This large, monogrammed canvas is considered by Anne W. Lowenthal (ibid.) to be Joachim Wtewael's earliest known picture, executed when the artist was in France, circa 1590-1592.
As Lowenthal notes, the picture's authorship was first recognised by Frits Lugt, and is supported by comparison with other works from the 1590s, as well as the monogram, in which the 'letters are formed as in his other signatures.' Comparisons can be readily made with other works by Wtewael of the 1590s. Lowenthal points out the figure of Minerva in Parnassus (ibid., no. A-3) as a miniature version of Venus in pose and type; and the draperies, with broad flat areas broken by sharp folds, resemble those in his Meeting of David and Abigail (Rijksmuseum, Amsterdam, ibid., no. A-5; and the Adoration of the Shepherds in the Centraal Museum, Utrecht, ibid., no. A-6).
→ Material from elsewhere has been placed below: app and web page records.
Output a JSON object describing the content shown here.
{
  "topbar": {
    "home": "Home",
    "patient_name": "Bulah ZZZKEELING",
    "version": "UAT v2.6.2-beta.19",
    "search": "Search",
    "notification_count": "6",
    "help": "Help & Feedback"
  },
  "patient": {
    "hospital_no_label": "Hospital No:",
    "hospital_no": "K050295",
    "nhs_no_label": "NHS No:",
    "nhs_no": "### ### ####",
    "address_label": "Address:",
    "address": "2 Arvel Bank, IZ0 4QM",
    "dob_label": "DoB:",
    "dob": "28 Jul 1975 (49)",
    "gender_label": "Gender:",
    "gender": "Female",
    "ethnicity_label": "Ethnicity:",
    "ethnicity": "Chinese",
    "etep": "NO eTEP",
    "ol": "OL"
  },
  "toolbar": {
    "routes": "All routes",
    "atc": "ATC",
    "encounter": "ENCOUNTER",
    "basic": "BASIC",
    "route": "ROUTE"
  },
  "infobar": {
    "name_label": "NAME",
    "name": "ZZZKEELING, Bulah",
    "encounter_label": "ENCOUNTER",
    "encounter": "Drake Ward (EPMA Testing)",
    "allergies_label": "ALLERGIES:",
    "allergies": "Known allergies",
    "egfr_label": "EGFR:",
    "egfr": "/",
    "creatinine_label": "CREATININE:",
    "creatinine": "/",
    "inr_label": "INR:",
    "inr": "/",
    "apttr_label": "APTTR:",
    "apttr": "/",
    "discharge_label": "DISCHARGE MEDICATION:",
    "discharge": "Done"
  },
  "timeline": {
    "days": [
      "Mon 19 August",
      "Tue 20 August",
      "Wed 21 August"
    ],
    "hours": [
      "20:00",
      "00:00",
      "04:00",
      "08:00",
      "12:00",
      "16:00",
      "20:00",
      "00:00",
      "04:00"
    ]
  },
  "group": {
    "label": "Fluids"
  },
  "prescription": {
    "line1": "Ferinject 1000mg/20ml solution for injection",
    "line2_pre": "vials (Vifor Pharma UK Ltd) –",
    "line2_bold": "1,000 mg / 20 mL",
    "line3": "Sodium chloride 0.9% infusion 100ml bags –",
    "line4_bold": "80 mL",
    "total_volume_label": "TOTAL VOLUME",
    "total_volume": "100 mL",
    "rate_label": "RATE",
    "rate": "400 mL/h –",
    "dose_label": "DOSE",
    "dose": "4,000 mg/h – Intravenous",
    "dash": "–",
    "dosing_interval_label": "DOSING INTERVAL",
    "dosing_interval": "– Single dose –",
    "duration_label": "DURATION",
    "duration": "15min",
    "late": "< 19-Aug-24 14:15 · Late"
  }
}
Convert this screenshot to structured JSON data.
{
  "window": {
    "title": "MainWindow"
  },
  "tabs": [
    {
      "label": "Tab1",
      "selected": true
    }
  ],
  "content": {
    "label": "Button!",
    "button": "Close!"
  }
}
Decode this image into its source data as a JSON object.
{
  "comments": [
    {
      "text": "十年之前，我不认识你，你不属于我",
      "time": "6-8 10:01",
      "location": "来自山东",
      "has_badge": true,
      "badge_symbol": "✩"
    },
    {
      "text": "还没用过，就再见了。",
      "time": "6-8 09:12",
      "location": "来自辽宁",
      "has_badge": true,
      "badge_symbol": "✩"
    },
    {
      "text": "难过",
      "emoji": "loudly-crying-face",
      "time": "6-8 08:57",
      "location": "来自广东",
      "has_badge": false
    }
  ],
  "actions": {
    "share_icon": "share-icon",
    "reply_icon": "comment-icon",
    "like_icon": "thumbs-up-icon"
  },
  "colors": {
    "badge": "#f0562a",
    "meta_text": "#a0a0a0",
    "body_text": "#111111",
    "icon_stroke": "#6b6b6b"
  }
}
Although today we tend to think of Wtewael as mainly excelling in works executed on a (virtually) miniature scale, throughout his life he also produced works on a grand scale, indicating both an appreciation and a strong demand for both. Indeed Carel van Mander was to remark already in 1604, that one could not easily say where Wtewael 'is more excellent, whether in large or in small works, which is a sign of having very good judgment and understanding, and is not a very common thing among painters' (Lowenthal, ibid., p. 77).
Lowenthal has also demonstrated the importance of the Utrecht artist Anthonis Blocklandt, for Wtewael's early work. Wtewael would have seen his work while in the Utrecht studio of his master, the rather enigmatic artist and collector Joos de Beer (d. 1583). Blocklandt had been a pupil of Frans Floris in Antwerp from 1550 to 1552 and made a brief trip to Italy in 1572. Taking Blocklandt's Venus and Cupid (Prague, Národni Galerie) as typical of the kind of picture that would have had a strong influence on him, Lowenthal notes that Wtewael's 'smooth-bodied goddesses and the curvaceous little Cupid...if not closely modeled... strongly reflect its style, and on a comparably grand scale.'
Equally strong in this picture, is the influence of First School of Fontainebleau. The depiction of the goddesses of love and hunting was prominent in that and other châteaux at the time. Diana was particularly popular, reflecting the importance of Diane de Poitiers, mistress of Henri II. The pose and attitude of Diana in the anonymous School of Fontainebleau composition of her as Huntress, now in the Louvre, bears close comparison with the same goddess in this canvas (see ibid., p. 77).